5. Make up your own rules. I just made these up. They work for me. Writing this was a powerful exercise to help me discover my own truths and guides. If I wrote this 10 years ago or in 10 years time, they may be different again. Your truths and guides will be different to these. Sure, you can borrow these, but use them to jump off into your own.

Read more about Jill and her fascination with the power of listening at I’m Listening Now. You can also learn more about the challenge Jill is putting out to women everywhere to take a year without clothes shopping.

10 Comments »

  • Ray said:

    Those are fine rules to use for life. How about the rule to just get started? Don’t just think about it…do it. As Yoda said, “There is no try, there is just do”…or something like that.
    .-= Ray´s last blog ..Productivity or Procrastination? =-.

  • Matthew Needham said:

    Ray, that’s definitely a Ben quote. With thanks to Yoda!

  • Jean Sarauer said:

    I’m glad I’m not the only one that gets that “not quite measuring up” twinge when I read things like that Gandhi article. It’s really easy to lose sight of the fact that we’re all different and have our own talents, interests, etc. Life was never meant to be a one-size-fits-all deal.
    .-= Jean Sarauer´s last blog ..How to Live With Your Inner Critic =-.

  • Matthew Needham said:

    Absolutely right Jean! All too often we feel we aren’t measuring up, when in reality we are doing just fine!

  • Farouk said:

    interesting post Matthew, if a person managed to get over his bad habits, life would be way better

  • Matthew Needham said:

    Thanks Farouk. Hopefully we might get some more articles from Jill!

  • Ben said:

    This is a really nice Post Jill. Thank you Matthew for sharing it.

    I completely agree. We have to take what we need and walk our own way.

    When I’m speaking, I often refer to a Jim Rohn idea when talking about Self Development; treat it all like going shopping. When you go shopping you don’t go and buy everything in the shop. You only get the things you need or want in that moment in time.

    If we can take our own journey in this way, we can easily learn while we go.
    .-= Ben´s last blog ..Friday’s Personal Development Homework – A Twist =-.

  • Matthew Needham said:

    Thanks Ben for sharing the example. That’s really nice insight. I’ve only recently come across jim, but I do like what I’ve read/heard.

  • Steve Scott Site said:

    Information and advice from friends can be helpful, but some of my friends would probably just give me the answers they think I want to hear, not their true opinions. I also have some relatives who think I’m nuts for “working on the internet,” but I still try to listen to what everyone tells me.
    .-= Steve Scott Site´s last blog ..Steve’s Sunday Selections – May 23rd, 2010 =-.

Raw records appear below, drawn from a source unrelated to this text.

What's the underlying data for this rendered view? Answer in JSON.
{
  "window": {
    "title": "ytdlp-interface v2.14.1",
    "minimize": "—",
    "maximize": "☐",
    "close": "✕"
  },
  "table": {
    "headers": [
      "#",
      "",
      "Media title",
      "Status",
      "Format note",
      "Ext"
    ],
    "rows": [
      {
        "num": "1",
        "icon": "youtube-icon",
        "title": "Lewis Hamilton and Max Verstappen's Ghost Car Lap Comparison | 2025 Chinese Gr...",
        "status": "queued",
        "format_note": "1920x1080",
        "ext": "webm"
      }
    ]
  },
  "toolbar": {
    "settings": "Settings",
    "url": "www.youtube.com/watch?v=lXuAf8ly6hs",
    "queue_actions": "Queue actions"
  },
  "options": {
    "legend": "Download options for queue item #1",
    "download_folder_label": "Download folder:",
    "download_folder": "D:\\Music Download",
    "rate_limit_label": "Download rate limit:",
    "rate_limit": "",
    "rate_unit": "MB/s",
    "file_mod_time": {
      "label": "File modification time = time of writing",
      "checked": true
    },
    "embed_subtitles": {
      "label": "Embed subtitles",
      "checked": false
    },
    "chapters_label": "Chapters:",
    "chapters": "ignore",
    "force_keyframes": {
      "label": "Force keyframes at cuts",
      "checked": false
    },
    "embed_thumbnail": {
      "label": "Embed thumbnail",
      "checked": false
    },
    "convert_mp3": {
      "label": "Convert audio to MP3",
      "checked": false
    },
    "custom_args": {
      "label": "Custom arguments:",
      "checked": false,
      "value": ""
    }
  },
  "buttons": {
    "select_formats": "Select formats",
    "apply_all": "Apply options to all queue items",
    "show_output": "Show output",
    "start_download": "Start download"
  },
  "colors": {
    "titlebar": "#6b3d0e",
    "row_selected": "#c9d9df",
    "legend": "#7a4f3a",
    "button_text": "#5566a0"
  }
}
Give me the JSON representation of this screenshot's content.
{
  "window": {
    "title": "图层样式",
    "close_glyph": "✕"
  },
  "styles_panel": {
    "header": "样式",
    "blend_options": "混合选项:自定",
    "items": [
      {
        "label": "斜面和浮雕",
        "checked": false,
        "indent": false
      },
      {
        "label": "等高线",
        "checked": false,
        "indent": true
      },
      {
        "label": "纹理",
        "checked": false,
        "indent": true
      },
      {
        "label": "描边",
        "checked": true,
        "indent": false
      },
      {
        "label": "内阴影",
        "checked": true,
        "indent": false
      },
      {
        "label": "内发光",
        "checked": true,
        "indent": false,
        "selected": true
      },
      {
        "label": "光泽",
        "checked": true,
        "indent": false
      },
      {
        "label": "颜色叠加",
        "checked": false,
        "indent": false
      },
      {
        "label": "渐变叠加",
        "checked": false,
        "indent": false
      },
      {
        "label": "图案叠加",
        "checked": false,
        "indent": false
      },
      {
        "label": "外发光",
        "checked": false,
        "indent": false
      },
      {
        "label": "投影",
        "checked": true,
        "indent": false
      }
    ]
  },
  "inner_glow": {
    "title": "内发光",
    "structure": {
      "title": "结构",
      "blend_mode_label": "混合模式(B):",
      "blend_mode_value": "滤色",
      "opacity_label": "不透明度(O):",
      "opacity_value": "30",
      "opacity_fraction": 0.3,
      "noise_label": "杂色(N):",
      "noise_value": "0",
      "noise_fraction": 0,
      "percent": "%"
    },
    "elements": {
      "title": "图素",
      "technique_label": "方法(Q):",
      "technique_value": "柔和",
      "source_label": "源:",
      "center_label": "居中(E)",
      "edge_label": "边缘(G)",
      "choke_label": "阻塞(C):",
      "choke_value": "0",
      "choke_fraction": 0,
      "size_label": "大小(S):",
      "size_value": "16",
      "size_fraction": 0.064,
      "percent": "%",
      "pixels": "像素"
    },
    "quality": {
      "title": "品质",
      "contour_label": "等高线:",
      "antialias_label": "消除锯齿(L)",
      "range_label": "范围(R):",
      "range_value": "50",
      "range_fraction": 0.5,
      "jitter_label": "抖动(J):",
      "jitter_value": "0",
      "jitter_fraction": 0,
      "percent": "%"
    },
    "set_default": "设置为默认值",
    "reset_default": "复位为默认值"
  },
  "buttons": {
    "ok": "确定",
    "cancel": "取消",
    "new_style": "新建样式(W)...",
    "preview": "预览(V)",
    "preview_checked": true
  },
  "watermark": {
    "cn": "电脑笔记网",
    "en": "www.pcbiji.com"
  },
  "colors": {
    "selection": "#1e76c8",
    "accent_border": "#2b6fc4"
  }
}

  • Matthew Needham said:

    That, to be fair, is a big problem with friends. You need to cultivate the ‘critical friend’ or explain to them up front that you want them to tell you what they don’t like about it. Not what they do.